→ **WHAT YOU SHOULD DO**
Report every line of the listing below in which the string "number" occurs.

---

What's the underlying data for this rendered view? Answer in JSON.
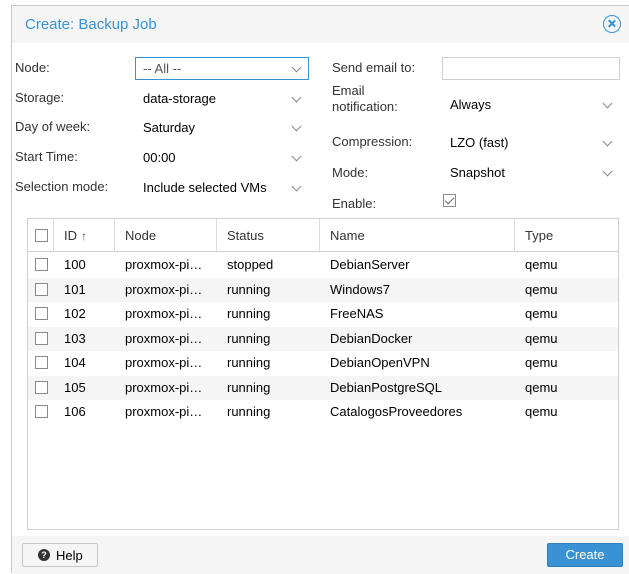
{
  "dialog": {
    "title": "Create: Backup Job"
  },
  "form": {
    "node_label": "Node:",
    "node_value": "-- All --",
    "storage_label": "Storage:",
    "storage_value": "data-storage",
    "day_label": "Day of week:",
    "day_value": "Saturday",
    "start_label": "Start Time:",
    "start_value": "00:00",
    "selection_label": "Selection mode:",
    "selection_value": "Include selected VMs",
    "email_label": "Send email to:",
    "email_value": "",
    "notification_label": "Email notification:",
    "notification_value": "Always",
    "compression_label": "Compression:",
    "compression_value": "LZO (fast)",
    "mode_label": "Mode:",
    "mode_value": "Snapshot",
    "enable_label": "Enable:",
    "enable_checked": true
  },
  "grid": {
    "columns": {
      "id": "ID",
      "node": "Node",
      "status": "Status",
      "name": "Name",
      "type": "Type"
    },
    "sort_indicator": "↑",
    "rows": [
      {
        "id": "100",
        "node": "proxmox-pi…",
        "status": "stopped",
        "name": "DebianServer",
        "type": "qemu"
      },
      {
        "id": "101",
        "node": "proxmox-pi…",
        "status": "running",
        "name": "Windows7",
        "type": "qemu"
      },
      {
        "id": "102",
        "node": "proxmox-pi…",
        "status": "running",
        "name": "FreeNAS",
        "type": "qemu"
      },
      {
        "id": "103",
        "node": "proxmox-pi…",
        "status": "running",
        "name": "DebianDocker",
        "type": "qemu"
      },
      {
        "id": "104",
        "node": "proxmox-pi…",
        "status": "running",
        "name": "DebianOpenVPN",
        "type": "qemu"
      },
      {
        "id": "105",
        "node": "proxmox-pi…",
        "status": "running",
        "name": "DebianPostgreSQL",
        "type": "qemu"
      },
      {
        "id": "106",
        "node": "proxmox-pi…",
        "status": "running",
        "name": "CatalogosProveedores",
        "type": "qemu"
      }
    ]
  },
  "footer": {
    "help_label": "Help",
    "create_label": "Create"
  },
  "icons": {
    "close": "close-circle-icon",
    "help": "question-circle-icon",
    "dropdown": "chevron-down-icon",
    "sort": "arrow-up-icon"
  },
  "colors": {
    "accent": "#3892d4",
    "row_alt": "#f5f5f5"
  }
}
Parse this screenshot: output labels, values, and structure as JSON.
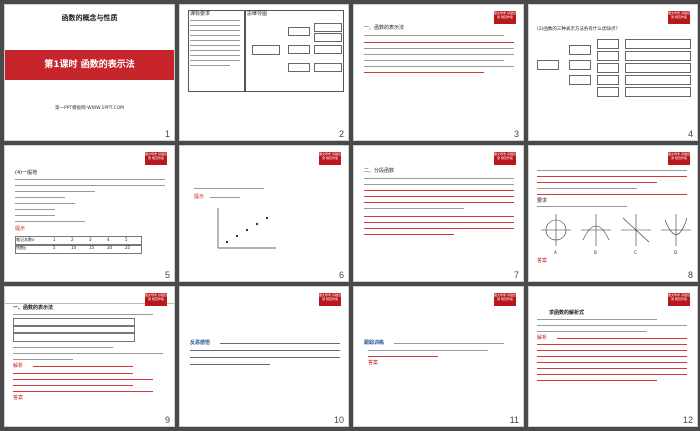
{
  "slide1": {
    "title": "函数的概念与性质",
    "subtitle": "第1课时  函数的表示法",
    "footer": "第一PPT模板网-WWW.1PPT.COM",
    "number": "1"
  },
  "tag_text": "图文导学 基础自测 规范作答",
  "slides": [
    {
      "number": "2",
      "top_left": "课标要求",
      "top_right": "思维导图"
    },
    {
      "number": "3",
      "heading": "一、函数的表示法",
      "hint": "提示"
    },
    {
      "number": "4",
      "lead": "(2)函数的三种表示方法各有什么优缺点？"
    },
    {
      "number": "5",
      "heading": "(4)一般地",
      "hint": "提示"
    },
    {
      "number": "6",
      "hint": "提示"
    },
    {
      "number": "7",
      "heading": "二、分段函数"
    },
    {
      "number": "8",
      "heading": "要求",
      "answer": "答案"
    },
    {
      "number": "9",
      "title": "一、函数的表示法",
      "hint": "解析",
      "answer": "答案"
    },
    {
      "number": "10",
      "label": "反思感悟"
    },
    {
      "number": "11",
      "label": "跟踪训练",
      "answer": "答案"
    },
    {
      "number": "12",
      "label": "求函数的解析式",
      "hint": "解析"
    }
  ],
  "s5_table": {
    "header": [
      "笔记本数x",
      "1",
      "2",
      "3",
      "4",
      "5"
    ],
    "row": [
      "钱数y",
      "5",
      "10",
      "15",
      "20",
      "25"
    ]
  },
  "s8_options": [
    "A",
    "B",
    "C",
    "D"
  ]
}
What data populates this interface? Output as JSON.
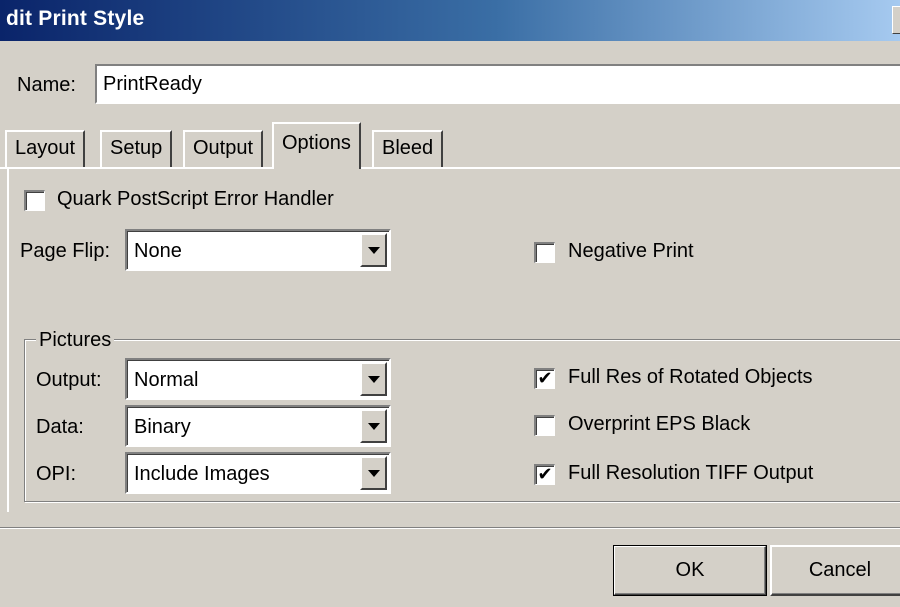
{
  "window": {
    "title": "dit Print Style"
  },
  "name": {
    "label": "Name:",
    "value": "PrintReady"
  },
  "tabs": [
    {
      "label": "Layout",
      "active": false
    },
    {
      "label": "Setup",
      "active": false
    },
    {
      "label": "Output",
      "active": false
    },
    {
      "label": "Options",
      "active": true
    },
    {
      "label": "Bleed",
      "active": false
    }
  ],
  "options": {
    "error_handler": {
      "label": "Quark PostScript Error Handler",
      "checked": false
    },
    "page_flip": {
      "label": "Page Flip:",
      "value": "None"
    },
    "negative_print": {
      "label": "Negative Print",
      "checked": false
    }
  },
  "pictures": {
    "legend": "Pictures",
    "output": {
      "label": "Output:",
      "value": "Normal"
    },
    "data": {
      "label": "Data:",
      "value": "Binary"
    },
    "opi": {
      "label": "OPI:",
      "value": "Include Images"
    },
    "full_res_rotated": {
      "label": "Full Res of Rotated Objects",
      "checked": true,
      "mark": "✔"
    },
    "overprint_eps": {
      "label": "Overprint EPS Black",
      "checked": false,
      "mark": ""
    },
    "full_res_tiff": {
      "label": "Full Resolution TIFF Output",
      "checked": true,
      "mark": "✔"
    }
  },
  "buttons": {
    "ok": "OK",
    "cancel": "Cancel"
  }
}
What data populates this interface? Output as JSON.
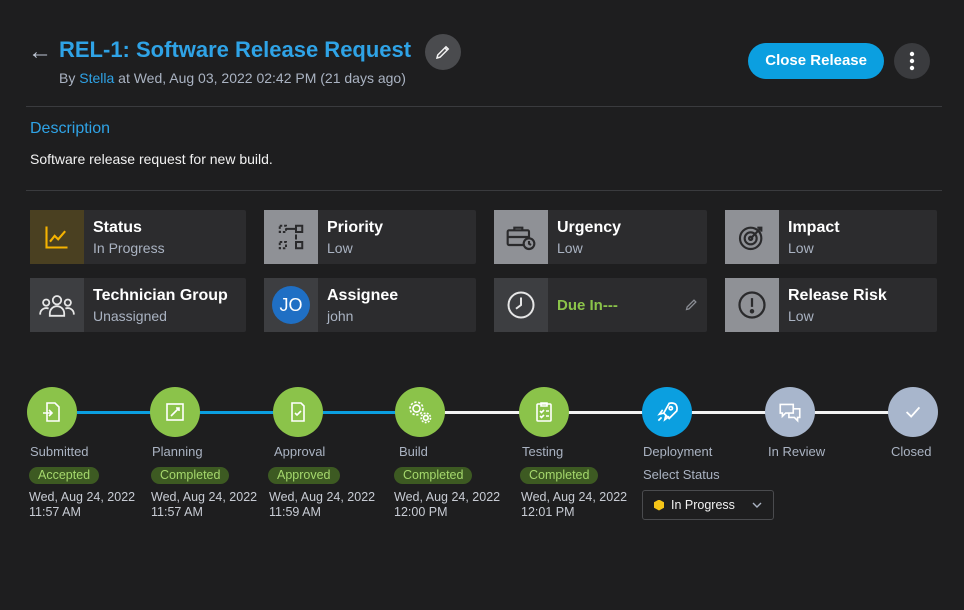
{
  "header": {
    "back_icon": "arrow-left-icon",
    "title": "REL-1: Software Release Request",
    "by_prefix": "By",
    "author": "Stella",
    "created_text": "at Wed, Aug 03, 2022 02:42 PM (21 days ago)",
    "close_button": "Close Release"
  },
  "description": {
    "label": "Description",
    "text": "Software release request for new build."
  },
  "cards": {
    "status": {
      "label": "Status",
      "value": "In Progress",
      "icon": "trend-chart-icon"
    },
    "priority": {
      "label": "Priority",
      "value": "Low",
      "icon": "priority-flow-icon"
    },
    "urgency": {
      "label": "Urgency",
      "value": "Low",
      "icon": "briefcase-clock-icon"
    },
    "impact": {
      "label": "Impact",
      "value": "Low",
      "icon": "target-icon"
    },
    "technician_group": {
      "label": "Technician Group",
      "value": "Unassigned",
      "icon": "group-icon"
    },
    "assignee": {
      "label": "Assignee",
      "value": "john",
      "initials": "JO"
    },
    "due": {
      "label": "Due In---",
      "icon": "clock-icon"
    },
    "release_risk": {
      "label": "Release Risk",
      "value": "Low",
      "icon": "exclamation-icon"
    }
  },
  "stages": [
    {
      "name": "Submitted",
      "badge": "Accepted",
      "date": "Wed, Aug 24, 2022",
      "time": "11:57 AM"
    },
    {
      "name": "Planning",
      "badge": "Completed",
      "date": "Wed, Aug 24, 2022",
      "time": "11:57 AM"
    },
    {
      "name": "Approval",
      "badge": "Approved",
      "date": "Wed, Aug 24, 2022",
      "time": "11:59 AM"
    },
    {
      "name": "Build",
      "badge": "Completed",
      "date": "Wed, Aug 24, 2022",
      "time": "12:00 PM"
    },
    {
      "name": "Testing",
      "badge": "Completed",
      "date": "Wed, Aug 24, 2022",
      "time": "12:01 PM"
    },
    {
      "name": "Deployment",
      "select_label": "Select Status",
      "selected": "In Progress"
    },
    {
      "name": "In Review"
    },
    {
      "name": "Closed"
    }
  ],
  "colors": {
    "accent": "#0b9fe0",
    "done": "#8bc34a",
    "pending": "#a8b6cc",
    "background": "#1e1e1f"
  }
}
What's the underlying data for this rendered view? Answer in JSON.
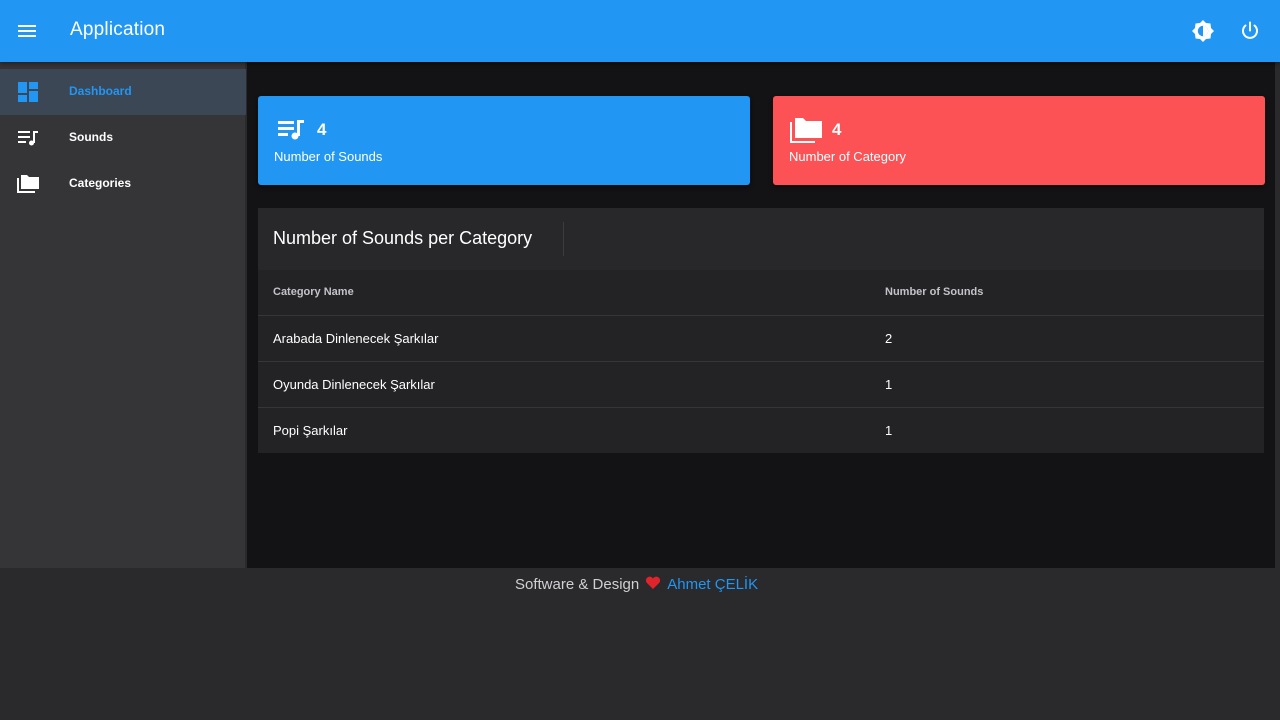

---

→ **REPLY TO THE EXERCISE**
    "number": "1"
      "number": "2",
      "number": "3",
      "number": "4",
      "number": "5",
      "number": "6",
      "number": "7",
      "number": "8",
      "number": "9",
      "number": "10",
      "number": "11",
      "number": "12",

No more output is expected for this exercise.